**Data to examine**
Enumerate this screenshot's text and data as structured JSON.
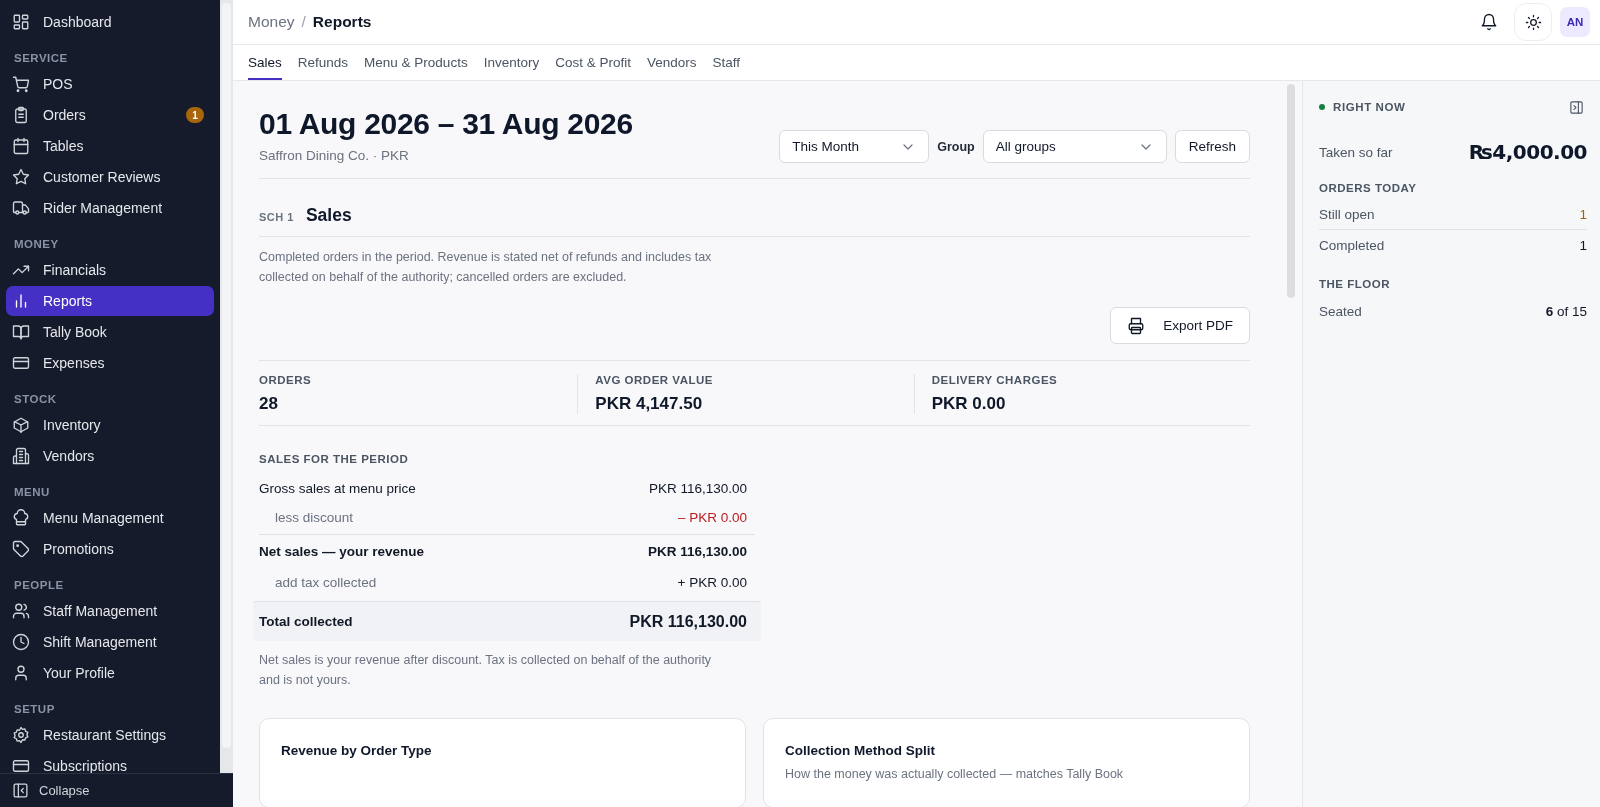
{
  "sidebar": {
    "top_items": [
      {
        "label": "Dashboard",
        "selected": false
      }
    ],
    "sections": [
      {
        "title": "SERVICE",
        "items": [
          {
            "label": "POS",
            "selected": false
          },
          {
            "label": "Orders",
            "selected": false,
            "badge": "1"
          },
          {
            "label": "Tables",
            "selected": false
          },
          {
            "label": "Customer Reviews",
            "selected": false
          },
          {
            "label": "Rider Management",
            "selected": false
          }
        ]
      },
      {
        "title": "MONEY",
        "items": [
          {
            "label": "Financials",
            "selected": false
          },
          {
            "label": "Reports",
            "selected": true
          },
          {
            "label": "Tally Book",
            "selected": false
          },
          {
            "label": "Expenses",
            "selected": false
          }
        ]
      },
      {
        "title": "STOCK",
        "items": [
          {
            "label": "Inventory",
            "selected": false
          },
          {
            "label": "Vendors",
            "selected": false
          }
        ]
      },
      {
        "title": "MENU",
        "items": [
          {
            "label": "Menu Management",
            "selected": false
          },
          {
            "label": "Promotions",
            "selected": false
          }
        ]
      },
      {
        "title": "PEOPLE",
        "items": [
          {
            "label": "Staff Management",
            "selected": false
          },
          {
            "label": "Shift Management",
            "selected": false
          },
          {
            "label": "Your Profile",
            "selected": false
          }
        ]
      },
      {
        "title": "SETUP",
        "items": [
          {
            "label": "Restaurant Settings",
            "selected": false
          },
          {
            "label": "Subscriptions",
            "selected": false
          }
        ]
      }
    ],
    "collapse": "Collapse"
  },
  "breadcrumb": {
    "parent": "Money",
    "separator": "/",
    "current": "Reports"
  },
  "header": {
    "avatar": "AN"
  },
  "tabs": [
    {
      "label": "Sales",
      "selected": true
    },
    {
      "label": "Refunds",
      "selected": false
    },
    {
      "label": "Menu & Products",
      "selected": false
    },
    {
      "label": "Inventory",
      "selected": false
    },
    {
      "label": "Cost & Profit",
      "selected": false
    },
    {
      "label": "Vendors",
      "selected": false
    },
    {
      "label": "Staff",
      "selected": false
    }
  ],
  "report": {
    "title": "01 Aug 2026 – 31 Aug 2026",
    "subtitle": "Saffron Dining Co. · PKR",
    "period": "This Month",
    "group_label": "Group",
    "group": "All groups",
    "refresh": "Refresh",
    "section": {
      "code": "SCH 1",
      "title": "Sales",
      "description": "Completed orders in the period. Revenue is stated net of refunds and includes tax collected on behalf of the authority; cancelled orders are excluded.",
      "export": "Export PDF"
    },
    "kpis": [
      {
        "label": "ORDERS",
        "value": "28"
      },
      {
        "label": "AVG ORDER VALUE",
        "value": "PKR 4,147.50"
      },
      {
        "label": "DELIVERY CHARGES",
        "value": "PKR 0.00"
      }
    ],
    "sales_title": "SALES FOR THE PERIOD",
    "lines": [
      {
        "kind": "main",
        "label": "Gross sales at menu price",
        "value": "PKR 116,130.00"
      },
      {
        "kind": "deduction",
        "label": "less discount",
        "value": "– PKR 0.00"
      },
      {
        "kind": "subtotal",
        "label": "Net sales — your revenue",
        "value": "PKR 116,130.00"
      },
      {
        "kind": "addition",
        "label": "add tax collected",
        "value": "+ PKR 0.00"
      },
      {
        "kind": "total",
        "label": "Total collected",
        "value": "PKR 116,130.00"
      }
    ],
    "note": "Net sales is your revenue after discount. Tax is collected on behalf of the authority and is not yours.",
    "cards": [
      {
        "title": "Revenue by Order Type"
      },
      {
        "title": "Collection Method Split",
        "subtitle": "How the money was actually collected — matches Tally Book"
      }
    ]
  },
  "right_now": {
    "title": "RIGHT NOW",
    "taken_label": "Taken so far",
    "taken_value": "₨4,000.00",
    "groups": [
      {
        "title": "ORDERS TODAY",
        "rows": [
          {
            "label": "Still open",
            "value": "1",
            "kind": "pending"
          },
          {
            "label": "Completed",
            "value": "1",
            "kind": "plain"
          }
        ]
      },
      {
        "title": "THE FLOOR",
        "rows": [
          {
            "label": "Seated",
            "value": "**6** of 15",
            "kind": "plain"
          }
        ]
      }
    ]
  }
}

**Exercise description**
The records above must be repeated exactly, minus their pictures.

**Solved problem**
Enumerate this screenshot's text and data as structured JSON.
{
  "sidebar": {
    "top_items": [
      {
        "label": "Dashboard",
        "selected": false
      }
    ],
    "sections": [
      {
        "title": "SERVICE",
        "items": [
          {
            "label": "POS",
            "selected": false
          },
          {
            "label": "Orders",
            "selected": false,
            "badge": "1"
          },
          {
            "label": "Tables",
            "selected": false
          },
          {
            "label": "Customer Reviews",
            "selected": false
          },
          {
            "label": "Rider Management",
            "selected": false
          }
        ]
      },
      {
        "title": "MONEY",
        "items": [
          {
            "label": "Financials",
            "selected": false
          },
          {
            "label": "Reports",
            "selected": true
          },
          {
            "label": "Tally Book",
            "selected": false
          },
          {
            "label": "Expenses",
            "selected": false
          }
        ]
      },
      {
        "title": "STOCK",
        "items": [
          {
            "label": "Inventory",
            "selected": false
          },
          {
            "label": "Vendors",
            "selected": false
          }
        ]
      },
      {
        "title": "MENU",
        "items": [
          {
            "label": "Menu Management",
            "selected": false
          },
          {
            "label": "Promotions",
            "selected": false
          }
        ]
      },
      {
        "title": "PEOPLE",
        "items": [
          {
            "label": "Staff Management",
            "selected": false
          },
          {
            "label": "Shift Management",
            "selected": false
          },
          {
            "label": "Your Profile",
            "selected": false
          }
        ]
      },
      {
        "title": "SETUP",
        "items": [
          {
            "label": "Restaurant Settings",
            "selected": false
          },
          {
            "label": "Subscriptions",
            "selected": false
          }
        ]
      }
    ],
    "collapse": "Collapse"
  },
  "breadcrumb": {
    "parent": "Money",
    "separator": "/",
    "current": "Reports"
  },
  "header": {
    "avatar": "AN"
  },
  "tabs": [
    {
      "label": "Sales",
      "selected": true
    },
    {
      "label": "Refunds",
      "selected": false
    },
    {
      "label": "Menu & Products",
      "selected": false
    },
    {
      "label": "Inventory",
      "selected": false
    },
    {
      "label": "Cost & Profit",
      "selected": false
    },
    {
      "label": "Vendors",
      "selected": false
    },
    {
      "label": "Staff",
      "selected": false
    }
  ],
  "report": {
    "title": "01 Aug 2026 – 31 Aug 2026",
    "subtitle": "Saffron Dining Co. · PKR",
    "period": "This Month",
    "group_label": "Group",
    "group": "All groups",
    "refresh": "Refresh",
    "section": {
      "code": "SCH 1",
      "title": "Sales",
      "description": "Completed orders in the period. Revenue is stated net of refunds and includes tax collected on behalf of the authority; cancelled orders are excluded.",
      "export": "Export PDF"
    },
    "kpis": [
      {
        "label": "ORDERS",
        "value": "28"
      },
      {
        "label": "AVG ORDER VALUE",
        "value": "PKR 4,147.50"
      },
      {
        "label": "DELIVERY CHARGES",
        "value": "PKR 0.00"
      }
    ],
    "sales_title": "SALES FOR THE PERIOD",
    "lines": [
      {
        "kind": "main",
        "label": "Gross sales at menu price",
        "value": "PKR 116,130.00"
      },
      {
        "kind": "deduction",
        "label": "less discount",
        "value": "– PKR 0.00"
      },
      {
        "kind": "subtotal",
        "label": "Net sales — your revenue",
        "value": "PKR 116,130.00"
      },
      {
        "kind": "addition",
        "label": "add tax collected",
        "value": "+ PKR 0.00"
      },
      {
        "kind": "total",
        "label": "Total collected",
        "value": "PKR 116,130.00"
      }
    ],
    "note": "Net sales is your revenue after discount. Tax is collected on behalf of the authority and is not yours.",
    "cards": [
      {
        "title": "Revenue by Order Type"
      },
      {
        "title": "Collection Method Split",
        "subtitle": "How the money was actually collected — matches Tally Book"
      }
    ]
  },
  "right_now": {
    "title": "RIGHT NOW",
    "taken_label": "Taken so far",
    "taken_value": "₨4,000.00",
    "groups": [
      {
        "title": "ORDERS TODAY",
        "rows": [
          {
            "label": "Still open",
            "value": "1",
            "kind": "pending"
          },
          {
            "label": "Completed",
            "value": "1",
            "kind": "plain"
          }
        ]
      },
      {
        "title": "THE FLOOR",
        "rows": [
          {
            "label": "Seated",
            "value": "**6** of 15",
            "kind": "plain"
          }
        ]
      }
    ]
  }
}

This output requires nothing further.